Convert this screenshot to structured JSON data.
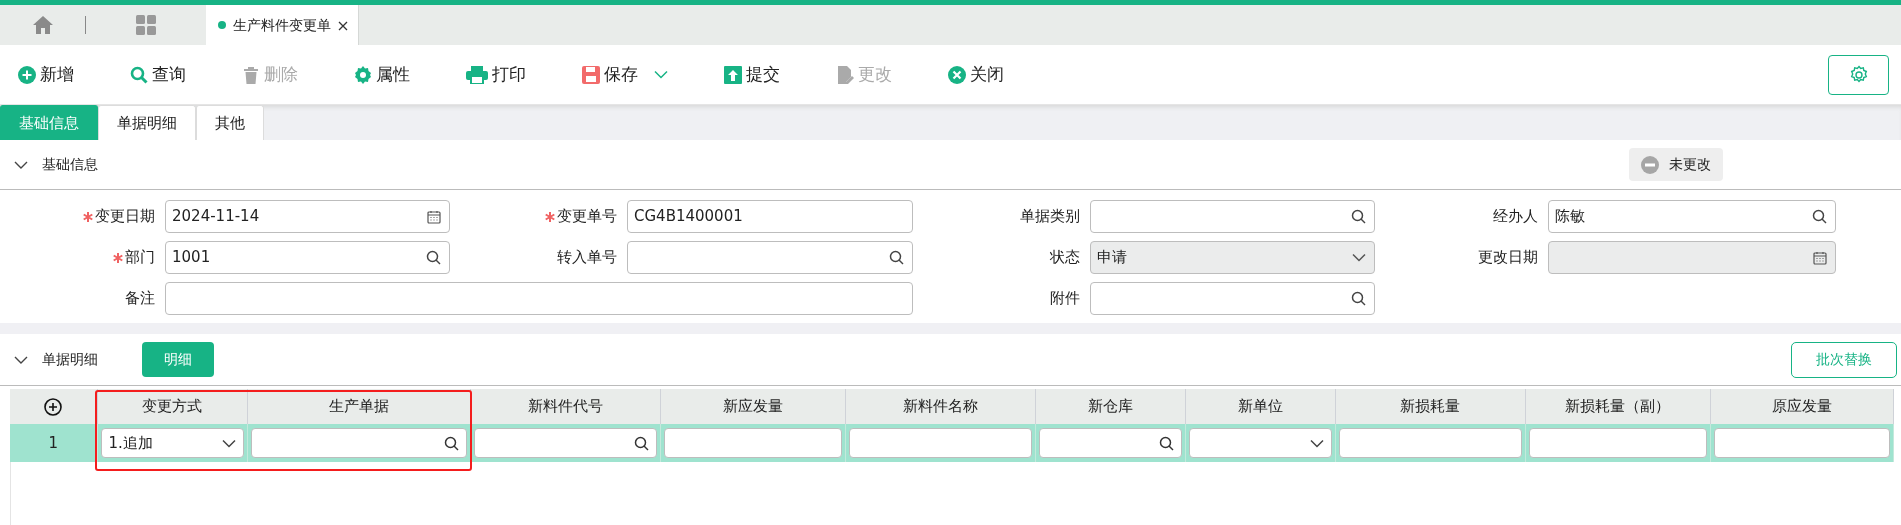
{
  "window_tab": {
    "title": "生产料件变更单",
    "selected": true
  },
  "toolbar": [
    {
      "kind": "add",
      "label": "新增",
      "disabled": false
    },
    {
      "kind": "search",
      "label": "查询",
      "disabled": false
    },
    {
      "kind": "delete",
      "label": "删除",
      "disabled": true
    },
    {
      "kind": "settings",
      "label": "属性",
      "disabled": false
    },
    {
      "kind": "print",
      "label": "打印",
      "disabled": false
    },
    {
      "kind": "save",
      "label": "保存",
      "disabled": false,
      "dropdown": true
    },
    {
      "kind": "submit",
      "label": "提交",
      "disabled": false
    },
    {
      "kind": "edit",
      "label": "更改",
      "disabled": true
    },
    {
      "kind": "close",
      "label": "关闭",
      "disabled": false
    }
  ],
  "section_tabs": [
    {
      "label": "基础信息",
      "selected": true
    },
    {
      "label": "单据明细",
      "selected": false
    },
    {
      "label": "其他",
      "selected": false
    }
  ],
  "basic_info": {
    "title": "基础信息",
    "expanded": true,
    "status_badge": "未更改",
    "fields": [
      {
        "label": "变更日期",
        "required": true,
        "kind": "date",
        "value": "2024-11-14",
        "disabled": false
      },
      {
        "label": "变更单号",
        "required": true,
        "kind": "text",
        "value": "CG4B1400001",
        "disabled": false
      },
      {
        "label": "单据类别",
        "required": false,
        "kind": "search",
        "disabled": false
      },
      {
        "label": "经办人",
        "required": false,
        "kind": "search",
        "value": "陈敏",
        "disabled": false
      },
      {
        "label": "部门",
        "required": true,
        "kind": "search",
        "value": "1001",
        "disabled": false
      },
      {
        "label": "转入单号",
        "required": false,
        "kind": "search",
        "disabled": false
      },
      {
        "label": "状态",
        "required": false,
        "kind": "select",
        "value": "申请",
        "disabled": true
      },
      {
        "label": "更改日期",
        "required": false,
        "kind": "date",
        "disabled": true
      },
      {
        "label": "备注",
        "required": false,
        "kind": "text",
        "disabled": false,
        "wide": true
      },
      {
        "label": "附件",
        "required": false,
        "kind": "search",
        "disabled": false
      }
    ]
  },
  "details": {
    "title": "单据明细",
    "expanded": true,
    "detail_button": "明细",
    "batch_button": "批次替换",
    "columns": [
      {
        "label": "变更方式",
        "highlighted": true
      },
      {
        "label": "生产单据",
        "highlighted": true
      },
      {
        "label": "新料件代号",
        "highlighted": false
      },
      {
        "label": "新应发量",
        "highlighted": false
      },
      {
        "label": "新料件名称",
        "highlighted": false
      },
      {
        "label": "新仓库",
        "highlighted": false
      },
      {
        "label": "新单位",
        "highlighted": false
      },
      {
        "label": "新损耗量",
        "highlighted": false
      },
      {
        "label": "新损耗量（副）",
        "highlighted": false
      },
      {
        "label": "原应发量",
        "highlighted": false
      }
    ],
    "rows": [
      {
        "number": "1",
        "selected": true,
        "cells": [
          {
            "kind": "select",
            "value": "1.追加"
          },
          {
            "kind": "search"
          },
          {
            "kind": "search"
          },
          {
            "kind": "text"
          },
          {
            "kind": "text"
          },
          {
            "kind": "search"
          },
          {
            "kind": "select"
          },
          {
            "kind": "text"
          },
          {
            "kind": "text"
          },
          {
            "kind": "text"
          }
        ]
      }
    ]
  }
}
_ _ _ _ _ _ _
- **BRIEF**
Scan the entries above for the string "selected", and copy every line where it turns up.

- **FINAL ANSWER**
    "selected": true
      "selected": true
      "selected": false
      "selected": false
        "selected": true,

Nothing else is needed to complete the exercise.